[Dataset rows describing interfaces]
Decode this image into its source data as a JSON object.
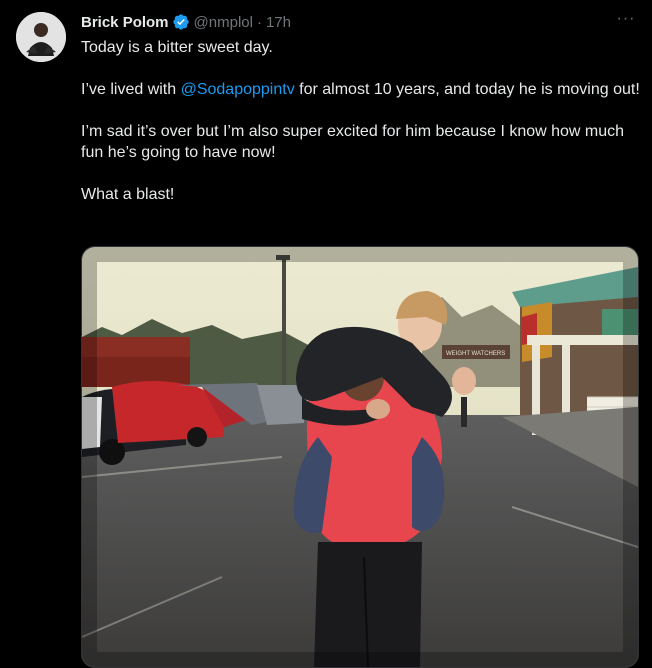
{
  "author": {
    "name": "Brick Polom",
    "handle": "@nmplol",
    "separator": "·",
    "time": "17h"
  },
  "menu": {
    "more_glyph": "···"
  },
  "tweet": {
    "line1": "Today is a bitter sweet day.",
    "line2_before": "I’ve lived with ",
    "line2_mention": "@Sodapoppintv",
    "line2_after": " for almost 10 years, and today he is moving out!",
    "line3": "I’m sad it’s over but I’m also super excited for him because I know how much fun he’s going to have now!",
    "line4": "What a blast!"
  },
  "photo": {
    "store_sign": "WEIGHT WATCHERS"
  },
  "colors": {
    "background": "#000000",
    "text": "#e7e9ea",
    "muted": "#71767b",
    "link": "#1d9bf0",
    "verified": "#1d9bf0"
  },
  "icons": [
    "verified-badge-icon",
    "more-options-icon"
  ]
}
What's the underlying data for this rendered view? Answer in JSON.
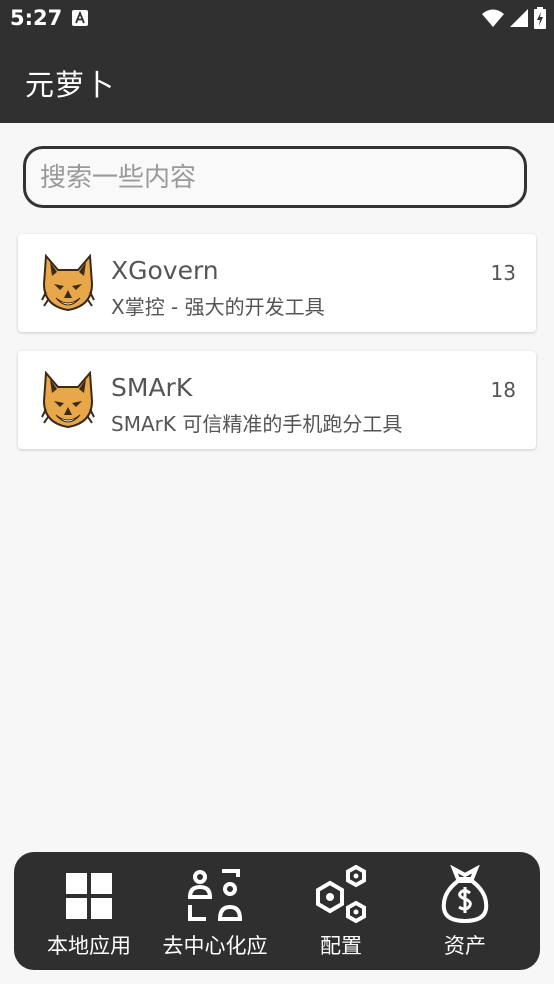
{
  "status_bar": {
    "time": "5:27",
    "icons": [
      "notification-a-icon",
      "wifi-icon",
      "signal-icon",
      "battery-charging-icon"
    ]
  },
  "app_bar": {
    "title": "元萝卜"
  },
  "search": {
    "placeholder": "搜索一些内容",
    "value": ""
  },
  "apps": [
    {
      "name": "XGovern",
      "description": "X掌控 - 强大的开发工具",
      "count": "13",
      "icon": "lynx-logo-icon"
    },
    {
      "name": "SMArK",
      "description": "SMArK 可信精准的手机跑分工具",
      "count": "18",
      "icon": "lynx-logo-icon"
    }
  ],
  "bottom_nav": [
    {
      "label": "本地应用",
      "icon": "grid-apps-icon"
    },
    {
      "label": "去中心化应",
      "icon": "decentralized-icon"
    },
    {
      "label": "配置",
      "icon": "hexagon-settings-icon"
    },
    {
      "label": "资产",
      "icon": "money-bag-icon"
    }
  ],
  "colors": {
    "app_bar_bg": "#303030",
    "page_bg": "#f7f7f7",
    "card_bg": "#ffffff",
    "text_gray": "#555555",
    "logo_orange": "#e8a84a"
  }
}
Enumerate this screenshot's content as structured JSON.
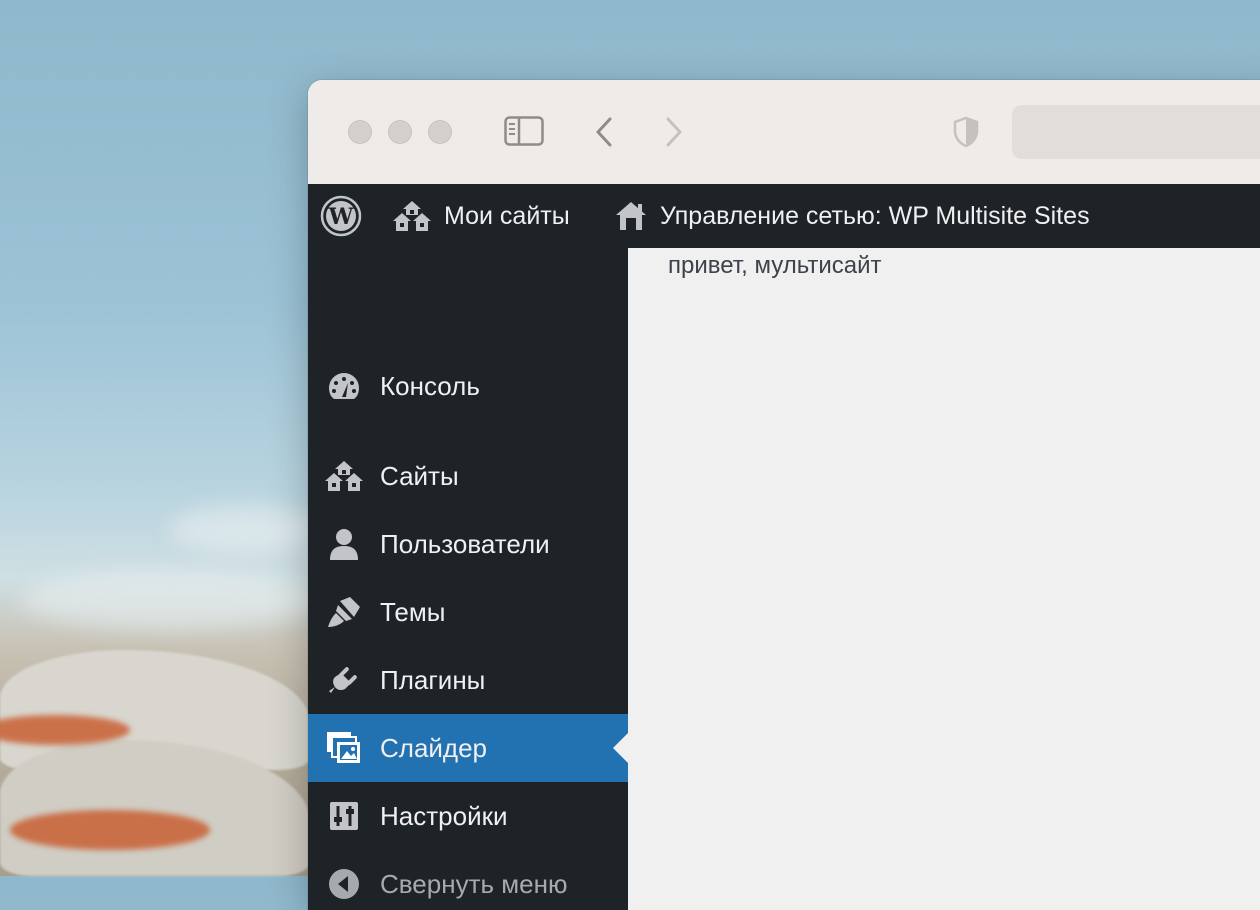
{
  "browser": {
    "icons": {
      "sidebar_toggle": "sidebar-icon",
      "back": "chevron-left-icon",
      "forward": "chevron-right-icon",
      "privacy": "shield-icon"
    }
  },
  "admin_bar": {
    "my_sites_label": "Мои сайты",
    "network_label": "Управление сетью: WP Multisite Sites"
  },
  "sidebar": {
    "items": [
      {
        "label": "Консоль",
        "icon": "dashboard-icon"
      },
      {
        "label": "Сайты",
        "icon": "sites-icon"
      },
      {
        "label": "Пользователи",
        "icon": "user-icon"
      },
      {
        "label": "Темы",
        "icon": "paintbrush-icon"
      },
      {
        "label": "Плагины",
        "icon": "plugin-icon"
      },
      {
        "label": "Слайдер",
        "icon": "images-icon",
        "current": true
      },
      {
        "label": "Настройки",
        "icon": "settings-icon"
      }
    ],
    "collapse_label": "Свернуть меню"
  },
  "content": {
    "text": "привет, мультисайт"
  },
  "colors": {
    "admin_dark": "#1d2327",
    "accent": "#2271b1",
    "content_bg": "#f0f0f1"
  }
}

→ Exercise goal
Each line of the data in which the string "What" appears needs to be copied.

→ Written answer
    "line4": "What a blast!"
What's the underlying data for this rendered view? Answer in JSON.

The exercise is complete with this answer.